» **Exercise aim**:
For every line below, output the text exactly and leave out images.
● ● ● ● ●
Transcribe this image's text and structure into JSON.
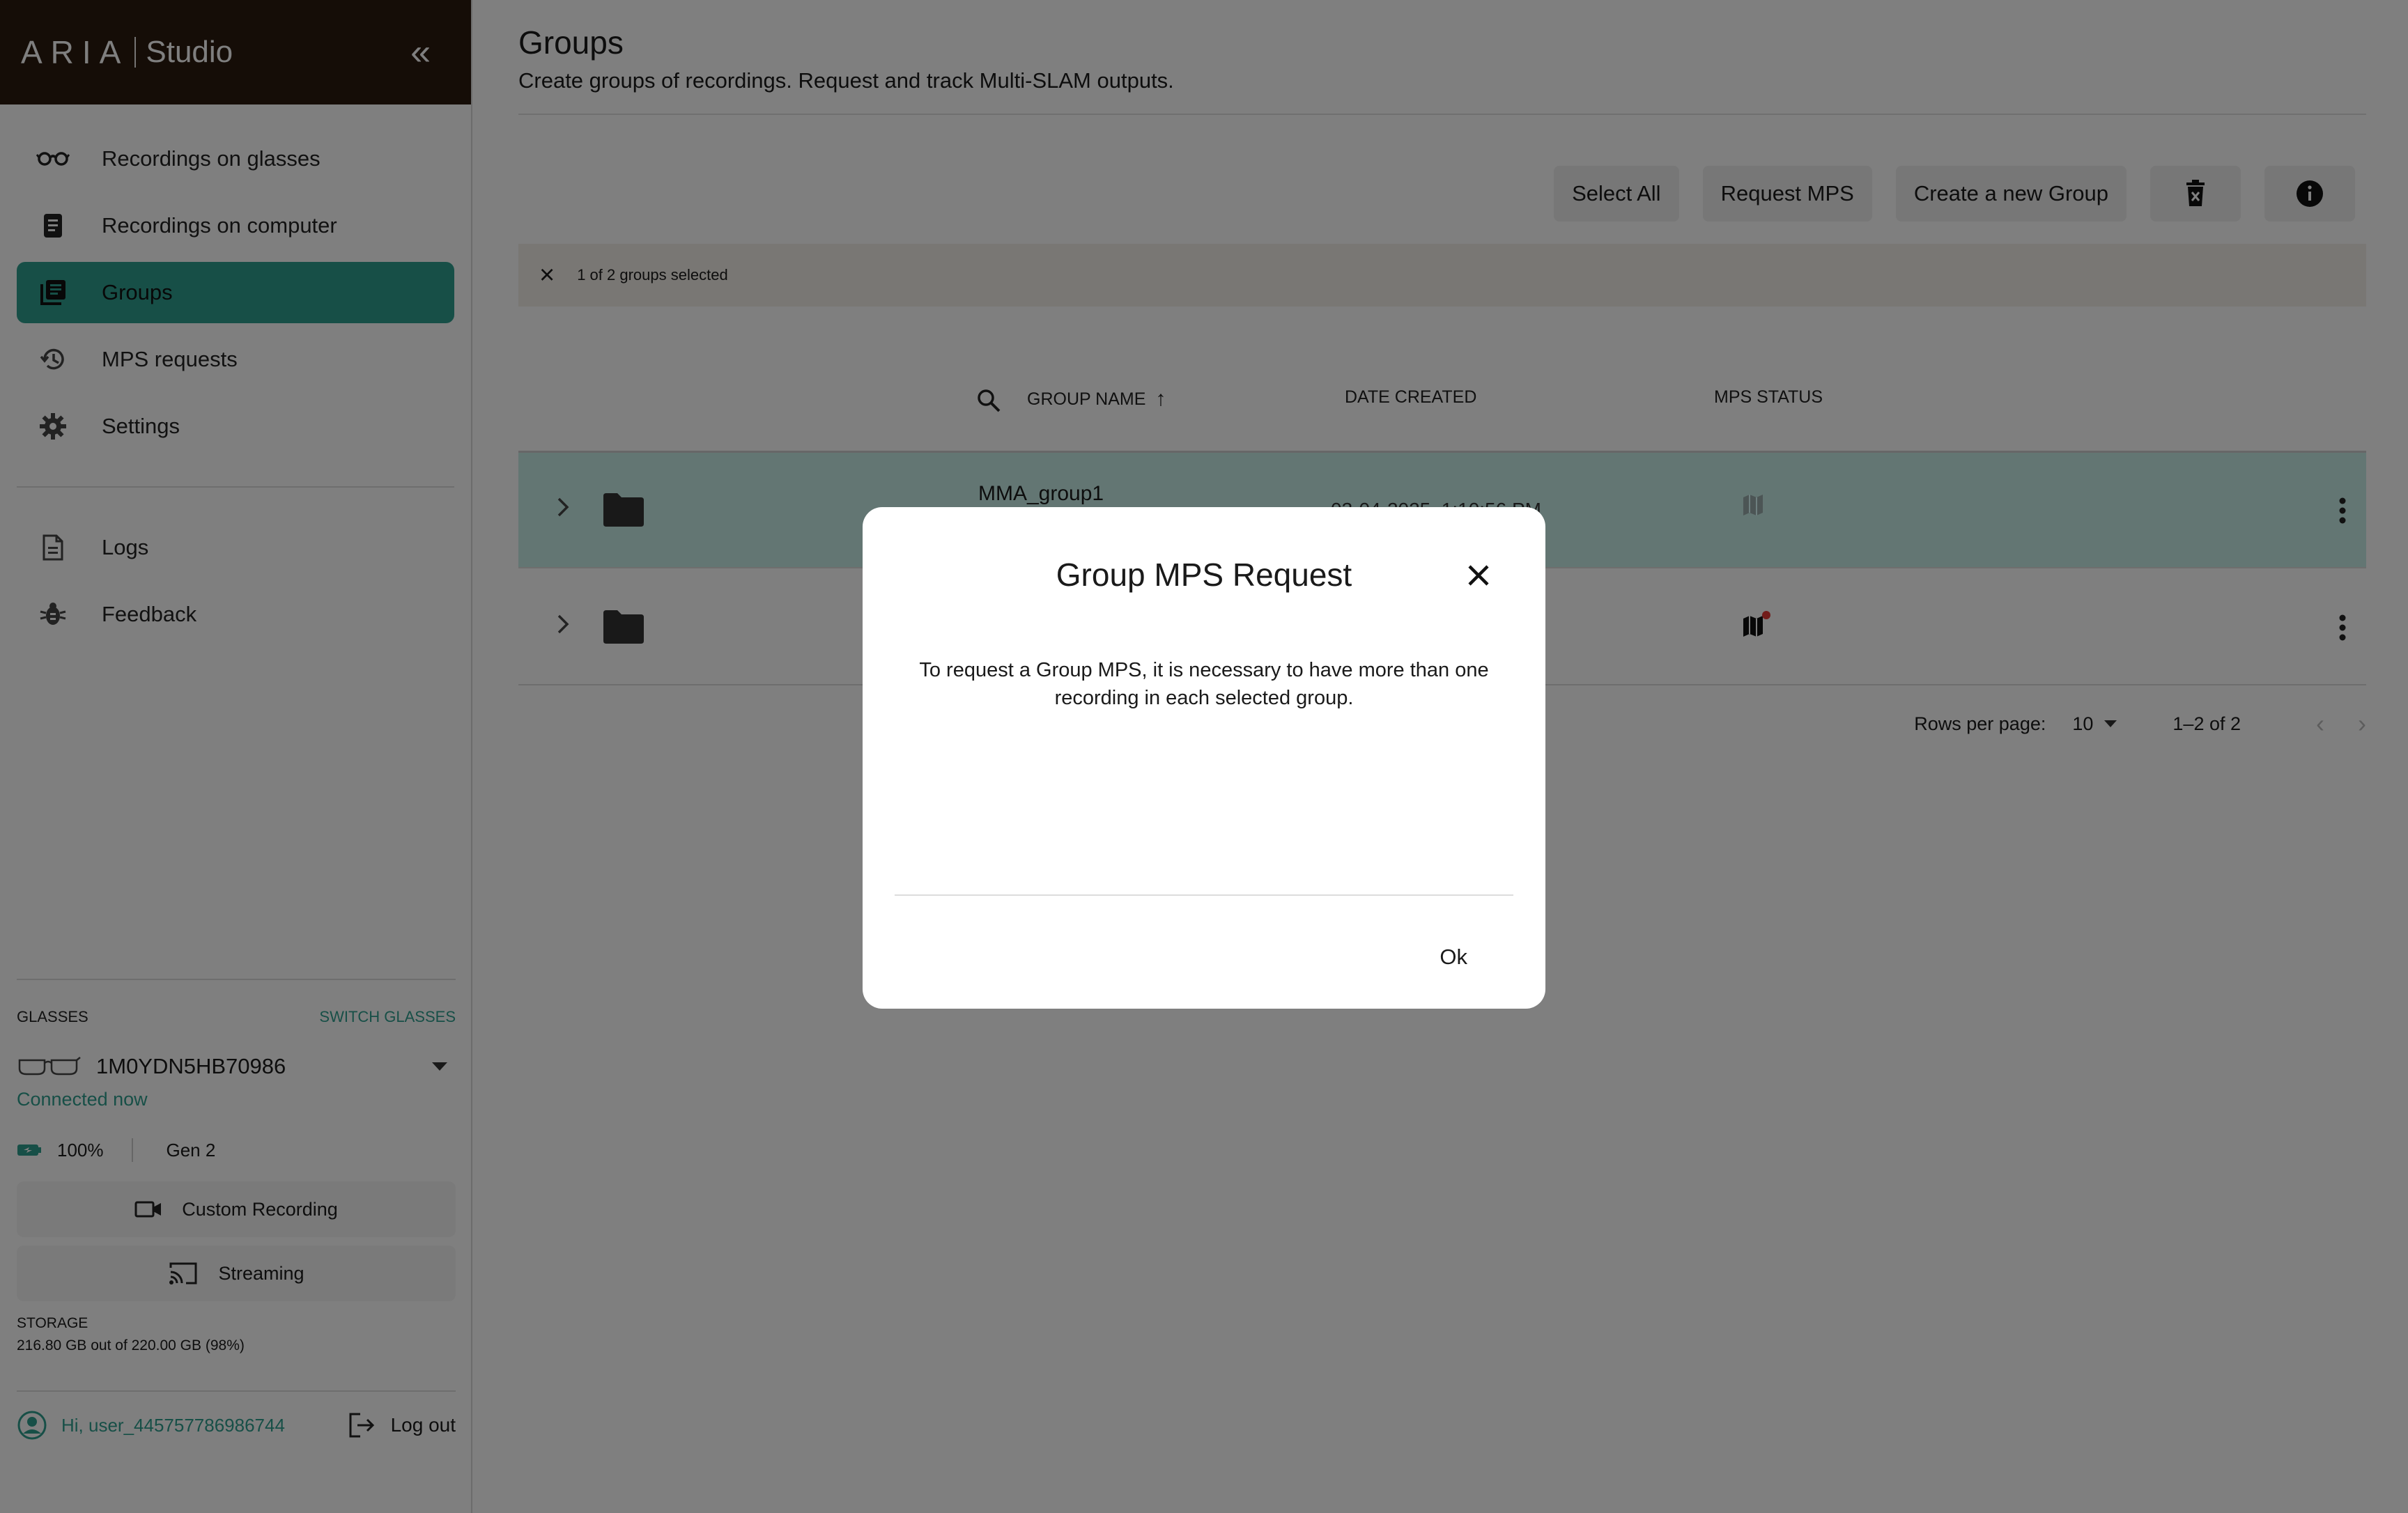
{
  "brand": {
    "name": "ARIA",
    "product": "Studio"
  },
  "sidebar": {
    "items": [
      {
        "label": "Recordings on glasses"
      },
      {
        "label": "Recordings on computer"
      },
      {
        "label": "Groups"
      },
      {
        "label": "MPS requests"
      },
      {
        "label": "Settings"
      }
    ],
    "secondary": [
      {
        "label": "Logs"
      },
      {
        "label": "Feedback"
      }
    ],
    "active_item": "Groups",
    "glasses": {
      "section_title": "GLASSES",
      "switch_label": "SWITCH GLASSES",
      "device_name": "1M0YDN5HB70986",
      "connection": "Connected now",
      "battery": "100%",
      "generation": "Gen 2",
      "custom_recording_label": "Custom Recording",
      "streaming_label": "Streaming"
    },
    "storage": {
      "title": "STORAGE",
      "text": "216.80 GB out of 220.00 GB (98%)"
    },
    "user": {
      "greeting": "Hi, user_445757786986744",
      "logout_label": "Log out"
    }
  },
  "main": {
    "title": "Groups",
    "subtitle": "Create groups of recordings. Request and track Multi-SLAM outputs.",
    "toolbar": {
      "select_all": "Select All",
      "request_mps": "Request MPS",
      "create_group": "Create a new Group"
    },
    "selection": "1 of 2 groups selected",
    "table": {
      "columns": {
        "name": "GROUP NAME",
        "date": "DATE CREATED",
        "status": "MPS STATUS"
      },
      "rows": [
        {
          "name": "MMA_group1",
          "date": "03-04-2025, 1:10:56 PM"
        },
        {
          "name": "",
          "date": ""
        }
      ]
    },
    "pagination": {
      "rows_per_page_label": "Rows per page:",
      "rows_per_page": "10",
      "range": "1–2 of 2"
    }
  },
  "dialog": {
    "title": "Group MPS Request",
    "body": "To request a Group MPS, it is necessary to have more than one recording in each selected group.",
    "ok_label": "Ok"
  },
  "colors": {
    "brand_bar": "#2a1a0e",
    "accent": "#2f9f8e",
    "selected_row": "#c6ece6",
    "status_dot": "#e53935"
  }
}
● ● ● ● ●
» **Solved exercise**:
Transcribe this image's text and structure into JSON.
{
  "brand": {
    "name": "ARIA",
    "product": "Studio"
  },
  "sidebar": {
    "items": [
      {
        "label": "Recordings on glasses"
      },
      {
        "label": "Recordings on computer"
      },
      {
        "label": "Groups"
      },
      {
        "label": "MPS requests"
      },
      {
        "label": "Settings"
      }
    ],
    "secondary": [
      {
        "label": "Logs"
      },
      {
        "label": "Feedback"
      }
    ],
    "active_item": "Groups",
    "glasses": {
      "section_title": "GLASSES",
      "switch_label": "SWITCH GLASSES",
      "device_name": "1M0YDN5HB70986",
      "connection": "Connected now",
      "battery": "100%",
      "generation": "Gen 2",
      "custom_recording_label": "Custom Recording",
      "streaming_label": "Streaming"
    },
    "storage": {
      "title": "STORAGE",
      "text": "216.80 GB out of 220.00 GB (98%)"
    },
    "user": {
      "greeting": "Hi, user_445757786986744",
      "logout_label": "Log out"
    }
  },
  "main": {
    "title": "Groups",
    "subtitle": "Create groups of recordings. Request and track Multi-SLAM outputs.",
    "toolbar": {
      "select_all": "Select All",
      "request_mps": "Request MPS",
      "create_group": "Create a new Group"
    },
    "selection": "1 of 2 groups selected",
    "table": {
      "columns": {
        "name": "GROUP NAME",
        "date": "DATE CREATED",
        "status": "MPS STATUS"
      },
      "rows": [
        {
          "name": "MMA_group1",
          "date": "03-04-2025, 1:10:56 PM"
        },
        {
          "name": "",
          "date": ""
        }
      ]
    },
    "pagination": {
      "rows_per_page_label": "Rows per page:",
      "rows_per_page": "10",
      "range": "1–2 of 2"
    }
  },
  "dialog": {
    "title": "Group MPS Request",
    "body": "To request a Group MPS, it is necessary to have more than one recording in each selected group.",
    "ok_label": "Ok"
  },
  "colors": {
    "brand_bar": "#2a1a0e",
    "accent": "#2f9f8e",
    "selected_row": "#c6ece6",
    "status_dot": "#e53935"
  }
}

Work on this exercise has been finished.